- _Task objective_:
Lines holding the word "icon" must be located in the listing below and copied.

- _Data for the task_:
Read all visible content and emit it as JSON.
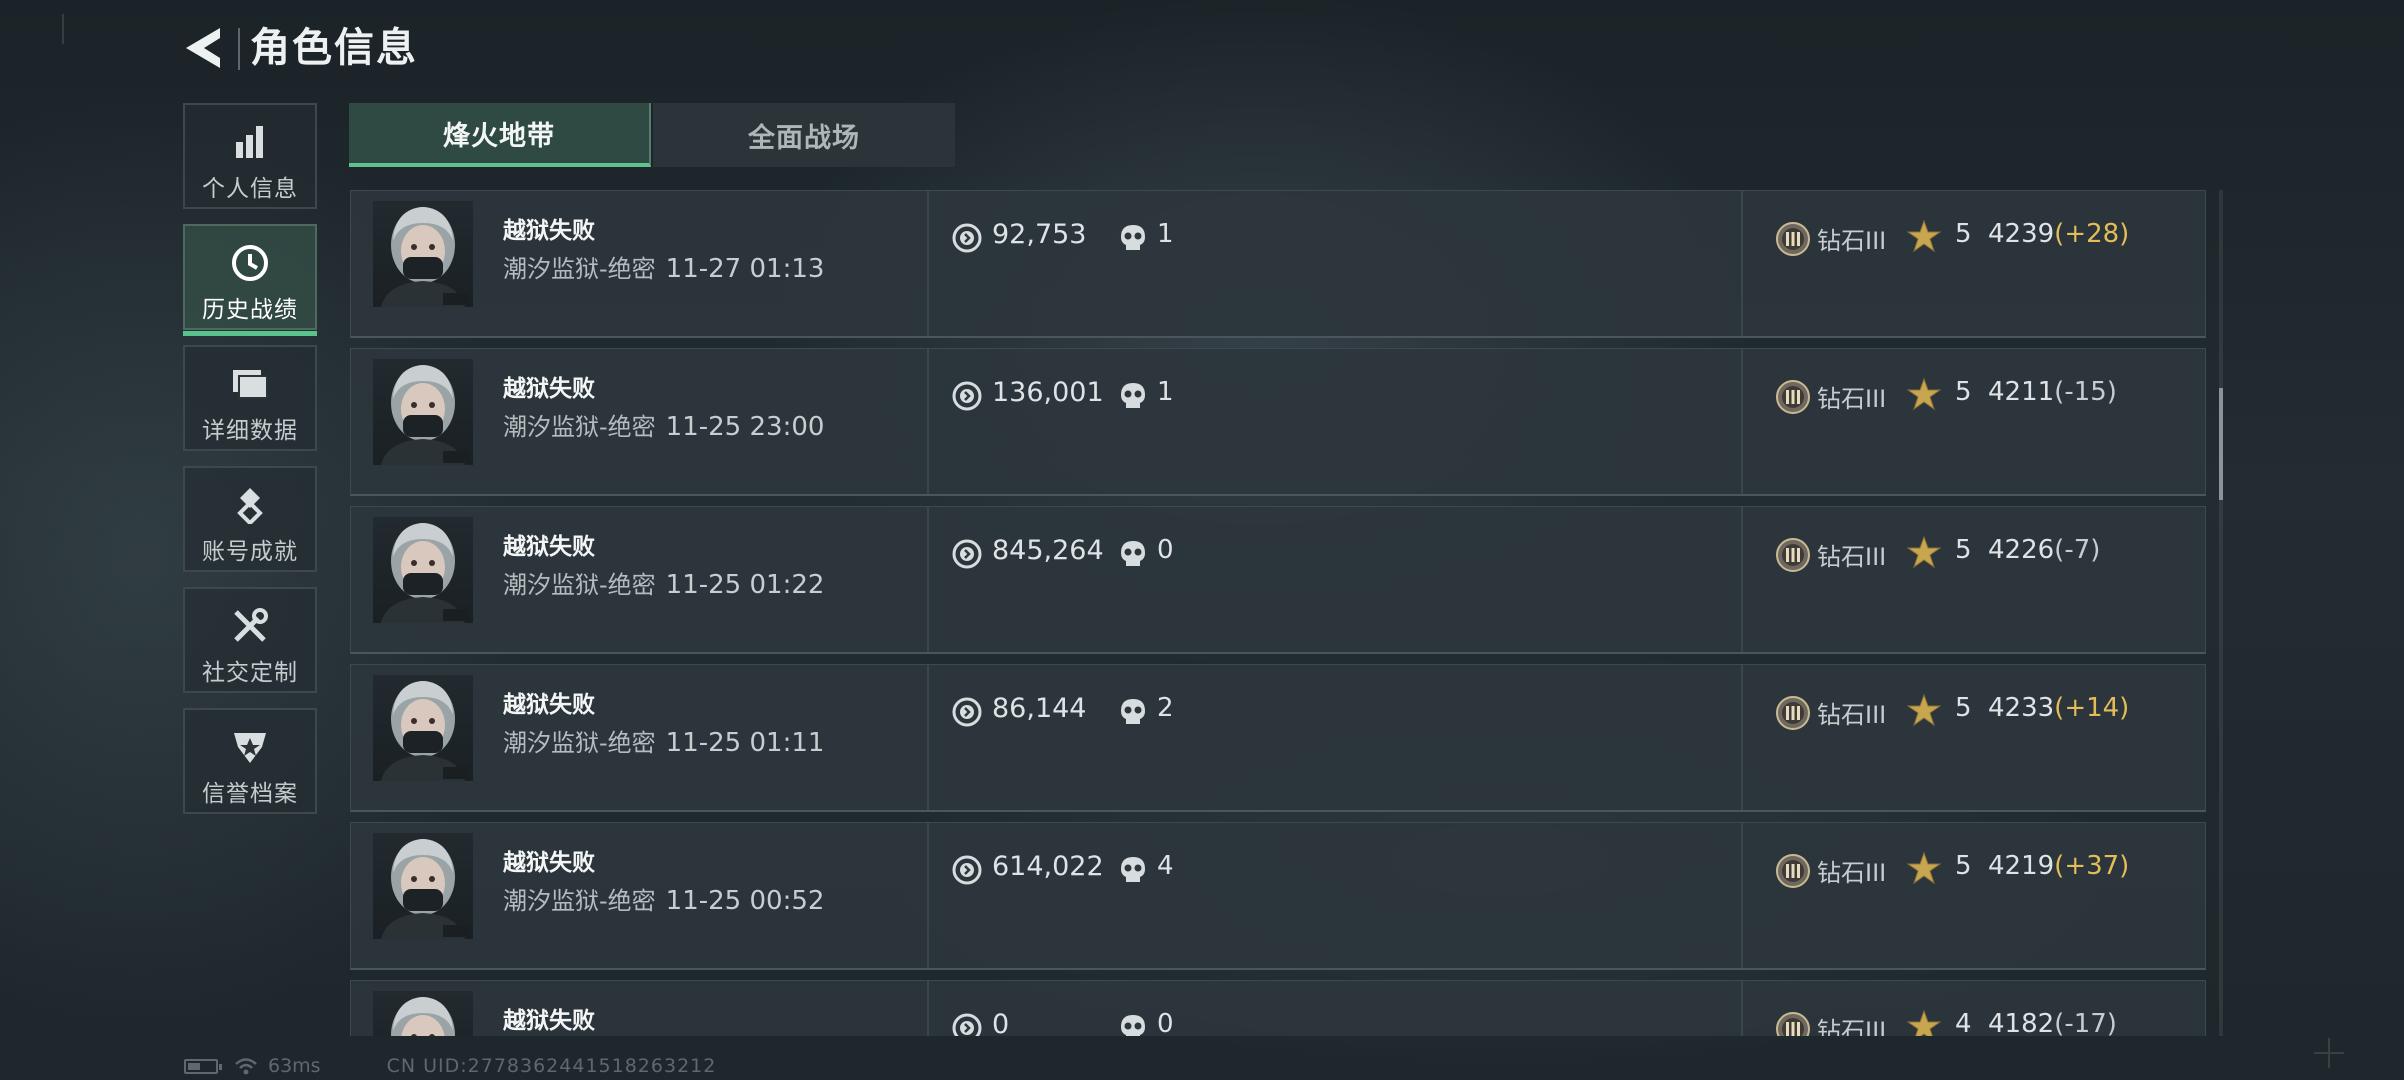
{
  "header": {
    "title": "角色信息",
    "back_icon": "back-arrow-icon"
  },
  "sidebar": {
    "items": [
      {
        "label": "个人信息",
        "icon": "bar-chart-icon",
        "active": false
      },
      {
        "label": "历史战绩",
        "icon": "clock-history-icon",
        "active": true
      },
      {
        "label": "详细数据",
        "icon": "folder-data-icon",
        "active": false
      },
      {
        "label": "账号成就",
        "icon": "medal-achievement-icon",
        "active": false
      },
      {
        "label": "社交定制",
        "icon": "wrench-screwdriver-icon",
        "active": false
      },
      {
        "label": "信誉档案",
        "icon": "shield-badge-icon",
        "active": false
      }
    ]
  },
  "tabs": [
    {
      "label": "烽火地带",
      "active": true
    },
    {
      "label": "全面战场",
      "active": false
    }
  ],
  "matches": [
    {
      "result": "越狱失败",
      "map": "潮汐监狱-绝密",
      "time": "11-27 01:13",
      "money": "92,753",
      "kills": "1",
      "rank": "钻石III",
      "stars": "5",
      "score": "4239",
      "delta": "(+28)",
      "delta_dir": "up"
    },
    {
      "result": "越狱失败",
      "map": "潮汐监狱-绝密",
      "time": "11-25 23:00",
      "money": "136,001",
      "kills": "1",
      "rank": "钻石III",
      "stars": "5",
      "score": "4211",
      "delta": "(-15)",
      "delta_dir": "down"
    },
    {
      "result": "越狱失败",
      "map": "潮汐监狱-绝密",
      "time": "11-25 01:22",
      "money": "845,264",
      "kills": "0",
      "rank": "钻石III",
      "stars": "5",
      "score": "4226",
      "delta": "(-7)",
      "delta_dir": "down"
    },
    {
      "result": "越狱失败",
      "map": "潮汐监狱-绝密",
      "time": "11-25 01:11",
      "money": "86,144",
      "kills": "2",
      "rank": "钻石III",
      "stars": "5",
      "score": "4233",
      "delta": "(+14)",
      "delta_dir": "up"
    },
    {
      "result": "越狱失败",
      "map": "潮汐监狱-绝密",
      "time": "11-25 00:52",
      "money": "614,022",
      "kills": "4",
      "rank": "钻石III",
      "stars": "5",
      "score": "4219",
      "delta": "(+37)",
      "delta_dir": "up"
    },
    {
      "result": "越狱失败",
      "map": "",
      "time": "",
      "money": "0",
      "kills": "0",
      "rank": "钻石III",
      "stars": "4",
      "score": "4182",
      "delta": "(-17)",
      "delta_dir": "down"
    }
  ],
  "status": {
    "ping": "63ms",
    "uid": "CN UID:2778362441518263212"
  },
  "colors": {
    "accent_green": "#59c38c",
    "gain_gold": "#e3bd57",
    "row_bg": "#2c363c",
    "page_bg": "#1e272b"
  }
}
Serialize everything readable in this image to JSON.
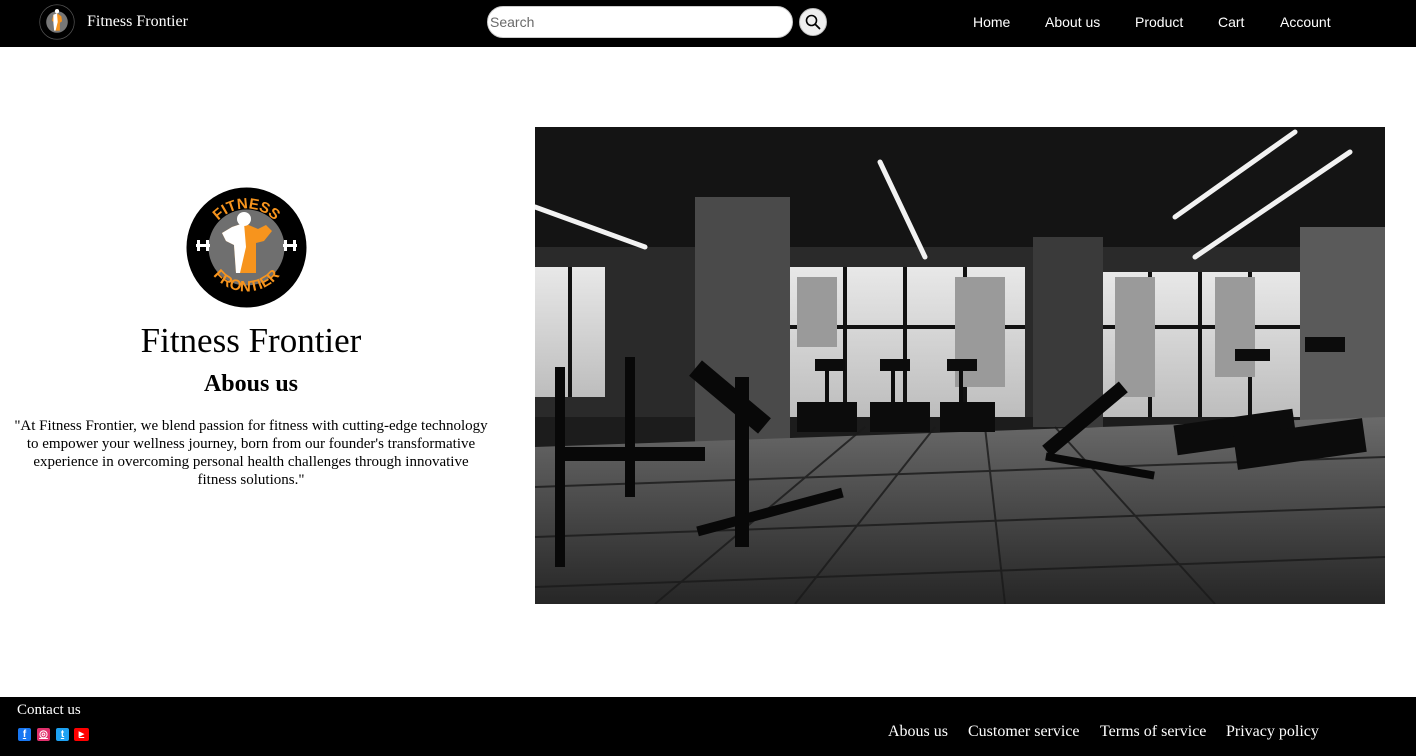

- _Solution to the problem_:
    "back_icon": "back-arrow-icon"
        "icon": "bar-chart-icon",
        "icon": "clock-history-icon",
        "icon": "folder-data-icon",
        "icon": "medal-achievement-icon",
        "icon": "wrench-screwdriver-icon",
        "icon": "shield-badge-icon",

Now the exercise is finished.